Segment Start: Supplied information

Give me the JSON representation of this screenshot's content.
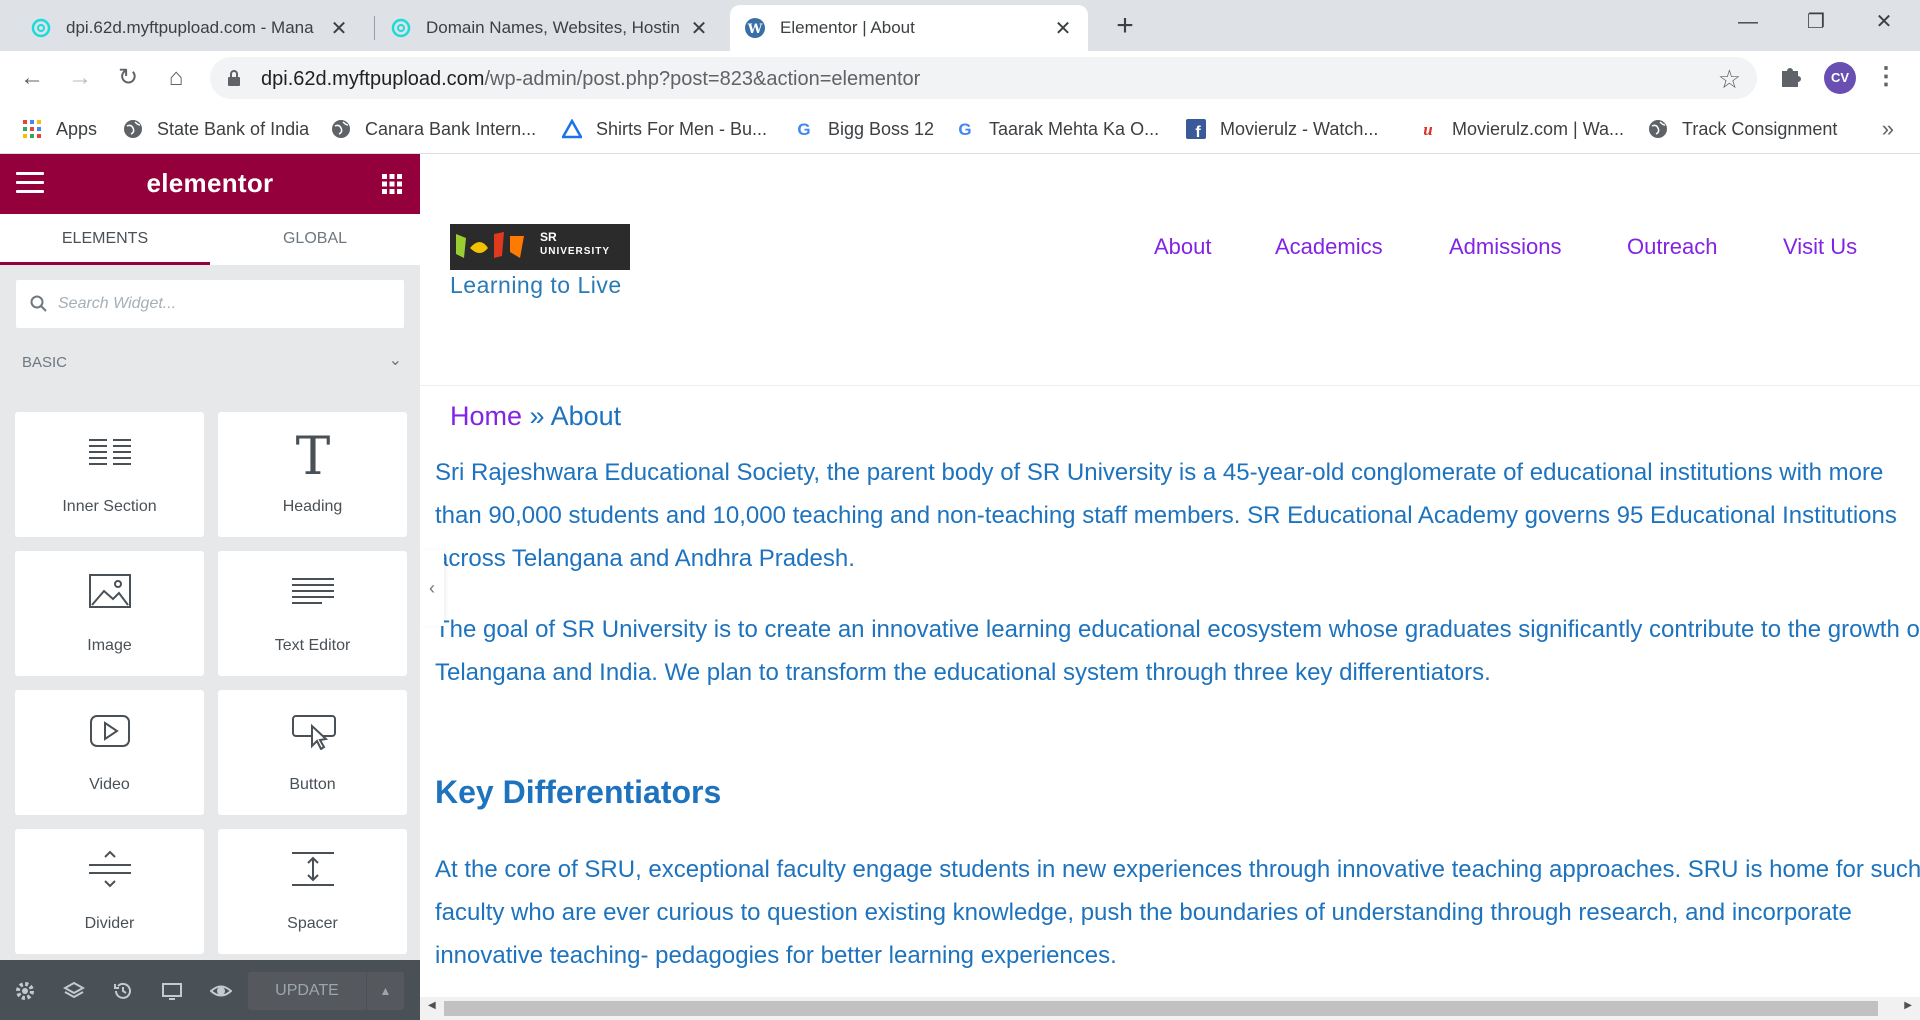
{
  "browser": {
    "tabs": [
      {
        "title": "dpi.62d.myftpupload.com - Mana",
        "icon": "godaddy-icon"
      },
      {
        "title": "Domain Names, Websites, Hostin",
        "icon": "godaddy-icon"
      },
      {
        "title": "Elementor | About",
        "icon": "wordpress-icon"
      }
    ],
    "url_host": "dpi.62d.myftpupload.com",
    "url_path": "/wp-admin/post.php?post=823&action=elementor",
    "profile_initials": "CV",
    "bookmarks": [
      {
        "label": "Apps",
        "icon": "apps-grid-icon"
      },
      {
        "label": "State Bank of India",
        "icon": "globe-icon"
      },
      {
        "label": "Canara Bank Intern...",
        "icon": "globe-icon"
      },
      {
        "label": "Shirts For Men - Bu...",
        "icon": "triangle-logo-icon"
      },
      {
        "label": "Bigg Boss 12",
        "icon": "google-icon"
      },
      {
        "label": "Taarak Mehta Ka O...",
        "icon": "google-icon"
      },
      {
        "label": "Movierulz - Watch...",
        "icon": "facebook-icon"
      },
      {
        "label": "Movierulz.com | Wa...",
        "icon": "u-logo-icon"
      },
      {
        "label": "Track Consignment",
        "icon": "globe-icon"
      }
    ]
  },
  "panel": {
    "brand": "elementor",
    "tabs": [
      "ELEMENTS",
      "GLOBAL"
    ],
    "search_placeholder": "Search Widget...",
    "category": "BASIC",
    "widgets": [
      "Inner Section",
      "Heading",
      "Image",
      "Text Editor",
      "Video",
      "Button",
      "Divider",
      "Spacer"
    ],
    "update_label": "UPDATE",
    "accent_color": "#93003c"
  },
  "page": {
    "logo_text_1": "SR",
    "logo_text_2": "UNIVERSITY",
    "tagline": "Learning to Live",
    "nav": [
      "About",
      "Academics",
      "Admissions",
      "Outreach",
      "Visit Us"
    ],
    "breadcrumb_home": "Home",
    "breadcrumb_sep": "»",
    "breadcrumb_current": "About",
    "para1": "Sri Rajeshwara Educational Society, the parent body of SR University is a 45-year-old conglomerate of educational institutions with more than 90,000 students and 10,000 teaching and non-teaching staff members. SR Educational Academy governs 95 Educational Institutions across Telangana and Andhra Pradesh.",
    "para2": "The goal of SR University is to create an innovative learning educational ecosystem whose graduates significantly contribute to the growth of Telangana and India. We plan to transform the educational system through three key differentiators.",
    "heading": "Key Differentiators",
    "para3": "At the core of SRU, exceptional faculty engage students in new experiences through innovative teaching approaches. SRU is home for such faculty who are ever curious to question existing knowledge, push the boundaries of understanding through research, and incorporate innovative teaching- pedagogies for better learning experiences."
  }
}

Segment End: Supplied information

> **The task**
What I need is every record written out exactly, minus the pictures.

> **Your response**
Give me the JSON representation of this screenshot's content.
{
  "browser": {
    "tabs": [
      {
        "title": "dpi.62d.myftpupload.com - Mana",
        "icon": "godaddy-icon"
      },
      {
        "title": "Domain Names, Websites, Hostin",
        "icon": "godaddy-icon"
      },
      {
        "title": "Elementor | About",
        "icon": "wordpress-icon"
      }
    ],
    "url_host": "dpi.62d.myftpupload.com",
    "url_path": "/wp-admin/post.php?post=823&action=elementor",
    "profile_initials": "CV",
    "bookmarks": [
      {
        "label": "Apps",
        "icon": "apps-grid-icon"
      },
      {
        "label": "State Bank of India",
        "icon": "globe-icon"
      },
      {
        "label": "Canara Bank Intern...",
        "icon": "globe-icon"
      },
      {
        "label": "Shirts For Men - Bu...",
        "icon": "triangle-logo-icon"
      },
      {
        "label": "Bigg Boss 12",
        "icon": "google-icon"
      },
      {
        "label": "Taarak Mehta Ka O...",
        "icon": "google-icon"
      },
      {
        "label": "Movierulz - Watch...",
        "icon": "facebook-icon"
      },
      {
        "label": "Movierulz.com | Wa...",
        "icon": "u-logo-icon"
      },
      {
        "label": "Track Consignment",
        "icon": "globe-icon"
      }
    ]
  },
  "panel": {
    "brand": "elementor",
    "tabs": [
      "ELEMENTS",
      "GLOBAL"
    ],
    "search_placeholder": "Search Widget...",
    "category": "BASIC",
    "widgets": [
      "Inner Section",
      "Heading",
      "Image",
      "Text Editor",
      "Video",
      "Button",
      "Divider",
      "Spacer"
    ],
    "update_label": "UPDATE",
    "accent_color": "#93003c"
  },
  "page": {
    "logo_text_1": "SR",
    "logo_text_2": "UNIVERSITY",
    "tagline": "Learning to Live",
    "nav": [
      "About",
      "Academics",
      "Admissions",
      "Outreach",
      "Visit Us"
    ],
    "breadcrumb_home": "Home",
    "breadcrumb_sep": "»",
    "breadcrumb_current": "About",
    "para1": "Sri Rajeshwara Educational Society, the parent body of SR University is a 45-year-old conglomerate of educational institutions with more than 90,000 students and 10,000 teaching and non-teaching staff members. SR Educational Academy governs 95 Educational Institutions across Telangana and Andhra Pradesh.",
    "para2": "The goal of SR University is to create an innovative learning educational ecosystem whose graduates significantly contribute to the growth of Telangana and India. We plan to transform the educational system through three key differentiators.",
    "heading": "Key Differentiators",
    "para3": "At the core of SRU, exceptional faculty engage students in new experiences through innovative teaching approaches. SRU is home for such faculty who are ever curious to question existing knowledge, push the boundaries of understanding through research, and incorporate innovative teaching- pedagogies for better learning experiences."
  }
}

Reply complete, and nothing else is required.